Run far, run fast, and do not look back at this realm
While at first glance this seems like another +1 STRGTH child of the "Big Book of RPG titles" Realms of Arkania: Blade of Destiny is in fact a remake of the 1992 adventure of the same name. Moniker grifters ArcaniA and Severance: Blade of Darkness: you've been outed as big robbing nerf herders.
Remakes are well and good, but nostalgia is a funny thing; it can have a person weeping at a Bros poster, polishing off their Grolsch bottle tops, and declaring that they wish "1989 never came to pass!", or oppositely, and mostly within the realms of software, it makes you say “we used to play that? Seriously?”.

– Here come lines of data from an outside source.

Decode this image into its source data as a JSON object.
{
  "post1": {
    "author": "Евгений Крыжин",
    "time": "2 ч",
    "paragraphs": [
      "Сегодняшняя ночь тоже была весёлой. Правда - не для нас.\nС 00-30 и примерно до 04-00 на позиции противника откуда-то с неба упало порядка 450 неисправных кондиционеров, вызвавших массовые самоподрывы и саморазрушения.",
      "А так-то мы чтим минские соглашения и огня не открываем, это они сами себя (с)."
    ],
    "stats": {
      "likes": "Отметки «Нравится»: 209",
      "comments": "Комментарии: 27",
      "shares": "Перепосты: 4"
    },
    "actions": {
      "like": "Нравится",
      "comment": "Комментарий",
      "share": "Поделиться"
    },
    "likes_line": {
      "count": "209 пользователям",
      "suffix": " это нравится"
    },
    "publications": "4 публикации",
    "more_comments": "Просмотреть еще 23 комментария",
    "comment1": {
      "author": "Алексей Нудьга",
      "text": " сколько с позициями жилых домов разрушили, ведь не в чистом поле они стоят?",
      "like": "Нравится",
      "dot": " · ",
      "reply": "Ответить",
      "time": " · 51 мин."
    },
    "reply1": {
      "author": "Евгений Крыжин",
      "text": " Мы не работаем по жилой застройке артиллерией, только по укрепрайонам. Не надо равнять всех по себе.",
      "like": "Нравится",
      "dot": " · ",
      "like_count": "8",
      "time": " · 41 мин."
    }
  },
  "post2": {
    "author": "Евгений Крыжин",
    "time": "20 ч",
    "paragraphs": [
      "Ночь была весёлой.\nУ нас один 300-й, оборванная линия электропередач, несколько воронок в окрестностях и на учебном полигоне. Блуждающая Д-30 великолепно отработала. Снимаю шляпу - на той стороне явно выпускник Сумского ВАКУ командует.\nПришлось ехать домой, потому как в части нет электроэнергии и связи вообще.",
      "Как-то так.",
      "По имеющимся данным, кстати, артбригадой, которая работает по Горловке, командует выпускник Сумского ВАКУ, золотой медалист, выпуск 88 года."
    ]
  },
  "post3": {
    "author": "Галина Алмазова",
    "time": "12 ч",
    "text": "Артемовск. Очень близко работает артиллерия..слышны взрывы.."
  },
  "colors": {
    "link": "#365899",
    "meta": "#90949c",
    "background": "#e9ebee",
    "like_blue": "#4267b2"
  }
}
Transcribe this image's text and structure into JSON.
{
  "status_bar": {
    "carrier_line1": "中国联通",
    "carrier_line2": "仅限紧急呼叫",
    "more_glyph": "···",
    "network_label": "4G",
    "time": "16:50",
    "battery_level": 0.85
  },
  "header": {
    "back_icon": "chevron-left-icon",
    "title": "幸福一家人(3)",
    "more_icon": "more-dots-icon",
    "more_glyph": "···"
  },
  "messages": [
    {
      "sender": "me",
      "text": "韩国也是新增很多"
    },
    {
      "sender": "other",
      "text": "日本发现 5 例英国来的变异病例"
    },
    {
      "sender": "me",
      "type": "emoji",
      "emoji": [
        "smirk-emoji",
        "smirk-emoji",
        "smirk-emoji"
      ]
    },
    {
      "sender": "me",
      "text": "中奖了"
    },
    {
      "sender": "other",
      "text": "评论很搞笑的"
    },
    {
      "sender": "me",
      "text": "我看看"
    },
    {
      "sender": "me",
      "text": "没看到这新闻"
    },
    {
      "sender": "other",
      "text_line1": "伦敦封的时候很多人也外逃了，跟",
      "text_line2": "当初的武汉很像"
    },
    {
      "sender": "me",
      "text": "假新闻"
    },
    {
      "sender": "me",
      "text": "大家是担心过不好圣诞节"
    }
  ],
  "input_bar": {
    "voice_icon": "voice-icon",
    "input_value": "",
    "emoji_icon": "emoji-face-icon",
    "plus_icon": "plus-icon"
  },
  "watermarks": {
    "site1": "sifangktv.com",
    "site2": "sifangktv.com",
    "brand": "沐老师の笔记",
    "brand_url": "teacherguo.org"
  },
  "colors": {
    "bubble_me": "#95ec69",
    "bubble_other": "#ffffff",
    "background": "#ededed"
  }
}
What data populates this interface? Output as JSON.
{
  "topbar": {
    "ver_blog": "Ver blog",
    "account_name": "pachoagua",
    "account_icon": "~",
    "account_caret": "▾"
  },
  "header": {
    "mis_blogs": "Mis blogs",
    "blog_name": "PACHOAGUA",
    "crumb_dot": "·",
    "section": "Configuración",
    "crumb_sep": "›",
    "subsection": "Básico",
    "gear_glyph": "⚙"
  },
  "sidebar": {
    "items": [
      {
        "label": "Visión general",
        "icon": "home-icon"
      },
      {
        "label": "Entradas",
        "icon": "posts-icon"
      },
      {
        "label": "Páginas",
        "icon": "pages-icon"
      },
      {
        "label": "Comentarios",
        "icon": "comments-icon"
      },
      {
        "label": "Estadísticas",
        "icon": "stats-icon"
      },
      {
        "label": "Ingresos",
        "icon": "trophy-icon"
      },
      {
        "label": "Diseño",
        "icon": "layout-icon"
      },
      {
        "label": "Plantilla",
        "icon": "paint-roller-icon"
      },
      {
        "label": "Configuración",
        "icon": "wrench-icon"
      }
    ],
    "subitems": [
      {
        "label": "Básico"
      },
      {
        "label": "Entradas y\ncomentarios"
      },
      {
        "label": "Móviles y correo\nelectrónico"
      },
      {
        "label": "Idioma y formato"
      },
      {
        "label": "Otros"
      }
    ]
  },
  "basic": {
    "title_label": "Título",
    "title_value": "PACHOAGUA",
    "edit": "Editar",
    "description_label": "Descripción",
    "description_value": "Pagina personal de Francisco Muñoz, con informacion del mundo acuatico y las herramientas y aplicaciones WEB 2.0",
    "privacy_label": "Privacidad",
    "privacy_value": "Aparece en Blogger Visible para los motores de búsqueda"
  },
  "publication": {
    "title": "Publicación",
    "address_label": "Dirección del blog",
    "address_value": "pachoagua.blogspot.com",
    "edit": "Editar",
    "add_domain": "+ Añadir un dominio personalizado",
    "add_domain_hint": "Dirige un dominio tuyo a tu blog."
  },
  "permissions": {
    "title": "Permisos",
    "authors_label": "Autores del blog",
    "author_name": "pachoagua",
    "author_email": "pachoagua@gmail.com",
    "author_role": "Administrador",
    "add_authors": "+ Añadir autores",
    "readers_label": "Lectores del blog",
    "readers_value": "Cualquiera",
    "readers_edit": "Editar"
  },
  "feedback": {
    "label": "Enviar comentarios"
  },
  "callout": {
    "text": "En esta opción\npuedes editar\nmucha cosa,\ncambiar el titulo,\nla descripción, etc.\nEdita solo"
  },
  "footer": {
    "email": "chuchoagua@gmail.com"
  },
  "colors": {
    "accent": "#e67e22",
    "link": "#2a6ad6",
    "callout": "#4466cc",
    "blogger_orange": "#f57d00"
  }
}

Due to the ponderous nature of this renovation of RoA:BoD, the RPG sits in that latter category perhaps described best as “why bother?”. In the two decades that have past from classic CRPG to ruinous facelift, tutorials, user interfaces, and workable code have become pretty big things – all of which are alarmingly missing in this adventure.
In no uncertain times, this yesteryear RPG isn't just bad, it's actually broken, suffering some sort of a mental breakdown in the middle of a fantasy tavern, proclaiming itself the "Lizard Queen". This is a stuttering, half finished, mess of game, that if you squint and cock your head to a 42 degree angle you can just about make out the outline of coherent adventure before it starts shouting in German.
And it will start to shout in German, as the localization still seems to be in progress. Translation seems to have been handed off to a man being paid by the sentence, and the budget came up short. The odd German word will crop up here and there, sometimes ruining but a tiny morsel of information, or simply making some unintelligible. Sadly my own skills of Deutsch only lends to asking for a "small portion of chips" and to add insult to injury, there wasn't a chip vendor in sight.
So, with the high hopes that you have a working knowledge of the German language, starting out in RoA:BoD takes you to a familiar screen of character creation. Like other dungeon crawls, a number of party members already adorn the UI, each looking at you like an embarrassed LARPer, any eye contact questioning why either of you are there, and how you should really take stock of your life.
While I understand any good RPG allows you to sculpt your best elven ears and modify the beard of your favourite dwarf, Crafty Studios somehow manage to grab the player by the foot and drag them kicking and screaming into a grim basement of dice rolls and D&D attributes. Each character must be adjusted to fit level one, with no descriptions as to what you are doing, no help, no recommendations, and a lot of the aforementioned German text mixed with the English.
So, assuming that you are "hardcore" enough to understand character creation, or simply, like me, started to play a random game of clicking boxes, it's time to adventure far and wide. Clicking to leave the temple, you then leave into the town of Thorwal.
For a game that comes bundled with the graphics option of "beautiful" RoA:BoD is ironically a particularly ugly looking game. Set somewhere between European fantasy, and an FPS circa 1998, those odd moments of nice textures are constantly underlined by waxy faced NPCs and the general glum of a developer struggling with the debut of this "3D thing".
And the performance fares no better. Optimisation seems to be skipped, perhaps in favour of the studio's "Icecream Friday" and what you are left with is an ugly piece of software that doesn't even have the good graces to at least play well.
Trudging on through the gloom, RoA:BoD doesn't actually point you in any particular direction, instead of simply toe poking you out into town and demanding a wall of silence from its inhabitants. The controls are woefully inadequate, talking to NPCs becomes a Myst-like puzzle, and then invariably the game will crash to desktop starting the process over and over again.
And if it sounds like I am describing the opening stages, I spent more than ten hours with RoA:BoD and in between stuttering around, crashing, and scratching my head, I saw almost nothing of this broken, half-finished game, spending most of my time just grappling with the client, desperately trying to inch further and further into town.
Do I sound grumpy? Perhaps, but there is no better advice to give other than stay away from this game. To sum it up as paying for beta doesn't quite cut it. The RPG simply does not work, and taking a brief glimpse at the Steam Community would portray a similar picture.
In defence of Crafty Studios, they have been proactive in patching, but Realms of Arkania: Blade of Destiny seems a long way off of being playable quite yet. Save your nostalgia, start learning the German language, and pray to Cromm that things turn around quickly.